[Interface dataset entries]

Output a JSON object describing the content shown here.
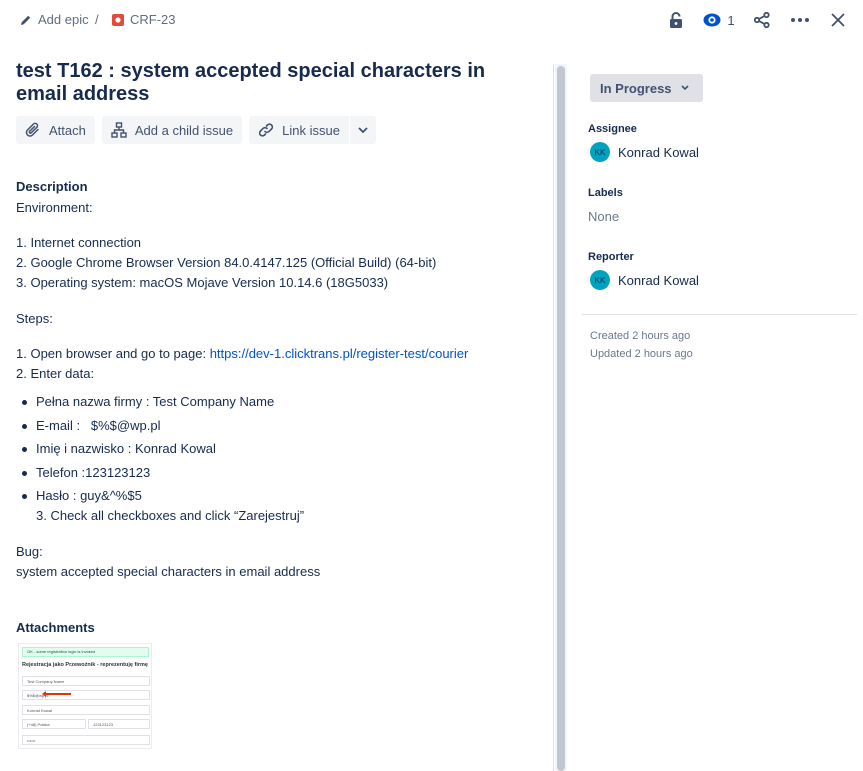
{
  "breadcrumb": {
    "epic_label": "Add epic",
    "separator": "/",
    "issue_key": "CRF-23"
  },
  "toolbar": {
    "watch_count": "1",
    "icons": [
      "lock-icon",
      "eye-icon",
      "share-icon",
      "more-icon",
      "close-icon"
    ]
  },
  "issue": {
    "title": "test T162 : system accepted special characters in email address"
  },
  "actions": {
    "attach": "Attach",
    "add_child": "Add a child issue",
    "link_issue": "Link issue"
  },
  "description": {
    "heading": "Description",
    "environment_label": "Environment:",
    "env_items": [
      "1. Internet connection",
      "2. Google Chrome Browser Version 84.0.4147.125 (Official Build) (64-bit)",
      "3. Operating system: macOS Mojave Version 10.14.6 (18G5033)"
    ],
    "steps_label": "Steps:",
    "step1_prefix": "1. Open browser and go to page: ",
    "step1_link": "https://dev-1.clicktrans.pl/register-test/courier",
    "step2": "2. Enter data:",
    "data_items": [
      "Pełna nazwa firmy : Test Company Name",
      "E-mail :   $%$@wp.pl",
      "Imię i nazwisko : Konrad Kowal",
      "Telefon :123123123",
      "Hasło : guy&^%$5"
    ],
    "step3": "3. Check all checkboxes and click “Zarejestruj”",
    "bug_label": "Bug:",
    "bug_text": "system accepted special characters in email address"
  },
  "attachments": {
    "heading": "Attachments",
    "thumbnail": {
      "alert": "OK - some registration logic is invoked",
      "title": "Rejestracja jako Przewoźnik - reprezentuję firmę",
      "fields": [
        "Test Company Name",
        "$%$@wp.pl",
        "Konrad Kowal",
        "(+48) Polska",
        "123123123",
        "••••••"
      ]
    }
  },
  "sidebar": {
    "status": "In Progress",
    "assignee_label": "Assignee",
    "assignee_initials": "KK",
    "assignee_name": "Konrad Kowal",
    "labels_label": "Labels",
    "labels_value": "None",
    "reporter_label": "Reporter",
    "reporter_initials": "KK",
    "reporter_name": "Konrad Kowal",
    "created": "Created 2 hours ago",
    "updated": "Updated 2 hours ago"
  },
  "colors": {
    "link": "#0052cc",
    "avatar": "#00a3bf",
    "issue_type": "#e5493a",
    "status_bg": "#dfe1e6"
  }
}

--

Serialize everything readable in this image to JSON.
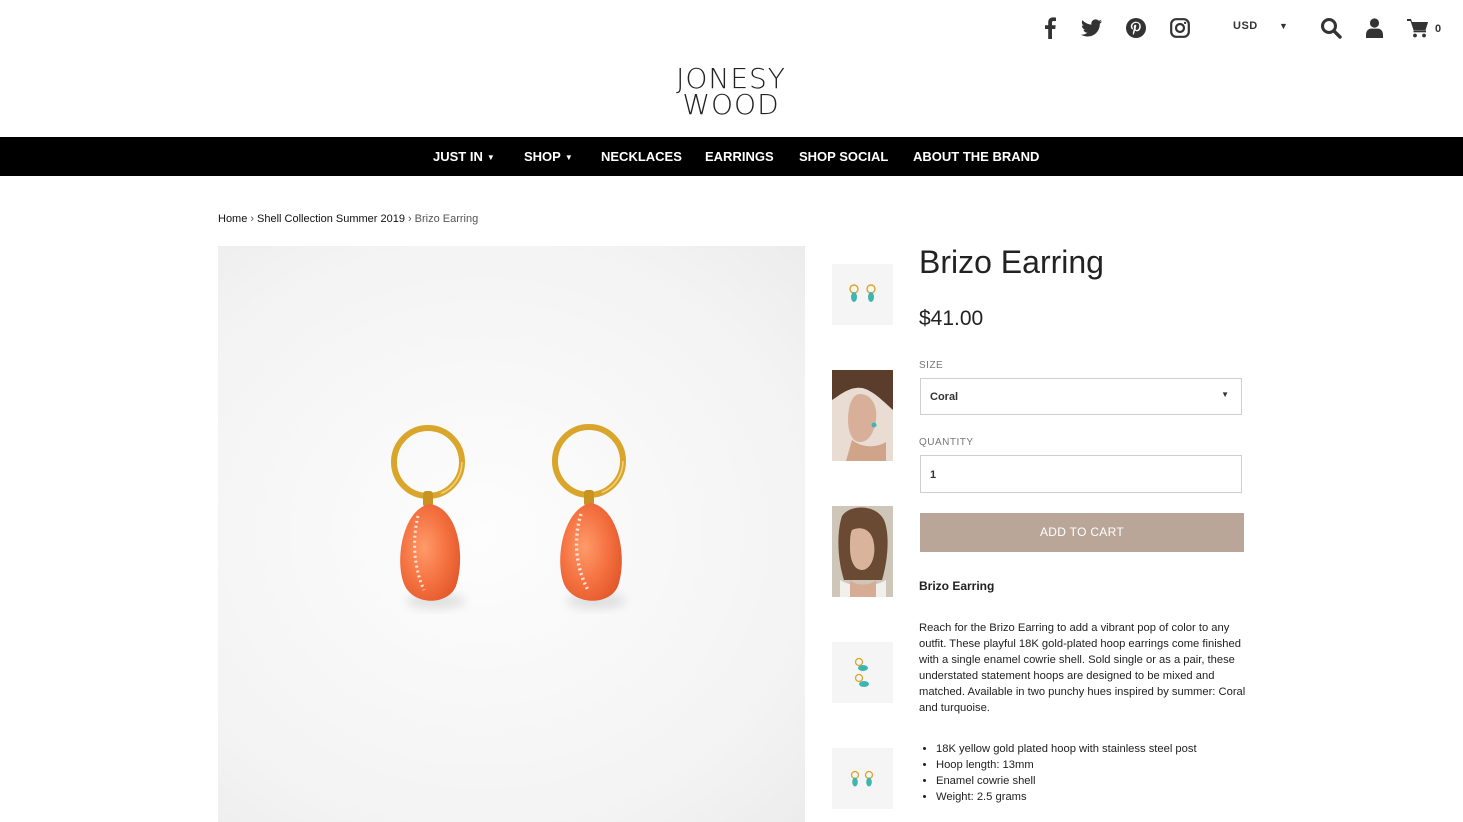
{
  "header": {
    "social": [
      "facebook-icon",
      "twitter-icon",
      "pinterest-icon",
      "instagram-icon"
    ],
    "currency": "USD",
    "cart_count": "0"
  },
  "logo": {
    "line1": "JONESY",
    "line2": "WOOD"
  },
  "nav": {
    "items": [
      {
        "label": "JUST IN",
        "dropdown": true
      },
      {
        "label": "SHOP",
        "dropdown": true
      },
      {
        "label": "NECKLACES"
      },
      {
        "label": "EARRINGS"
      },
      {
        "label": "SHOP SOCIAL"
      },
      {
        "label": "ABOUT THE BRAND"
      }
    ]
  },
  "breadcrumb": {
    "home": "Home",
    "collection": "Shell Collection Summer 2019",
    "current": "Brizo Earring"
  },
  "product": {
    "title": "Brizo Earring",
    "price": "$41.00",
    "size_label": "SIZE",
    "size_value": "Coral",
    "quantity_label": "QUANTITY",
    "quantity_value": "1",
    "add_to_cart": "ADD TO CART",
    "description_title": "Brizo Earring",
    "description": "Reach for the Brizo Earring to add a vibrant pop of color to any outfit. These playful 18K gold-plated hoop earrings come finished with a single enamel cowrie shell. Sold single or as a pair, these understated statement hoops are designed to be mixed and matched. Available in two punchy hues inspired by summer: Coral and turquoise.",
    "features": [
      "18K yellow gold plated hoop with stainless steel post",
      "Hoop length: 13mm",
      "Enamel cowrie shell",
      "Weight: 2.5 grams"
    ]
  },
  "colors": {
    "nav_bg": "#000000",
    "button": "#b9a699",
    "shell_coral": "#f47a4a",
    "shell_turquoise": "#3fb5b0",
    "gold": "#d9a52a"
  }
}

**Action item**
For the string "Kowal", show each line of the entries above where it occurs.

**Response to the task**
      "Imię i nazwisko : Konrad Kowal",
        "Konrad Kowal",
    "assignee_name": "Konrad Kowal",
    "reporter_name": "Konrad Kowal",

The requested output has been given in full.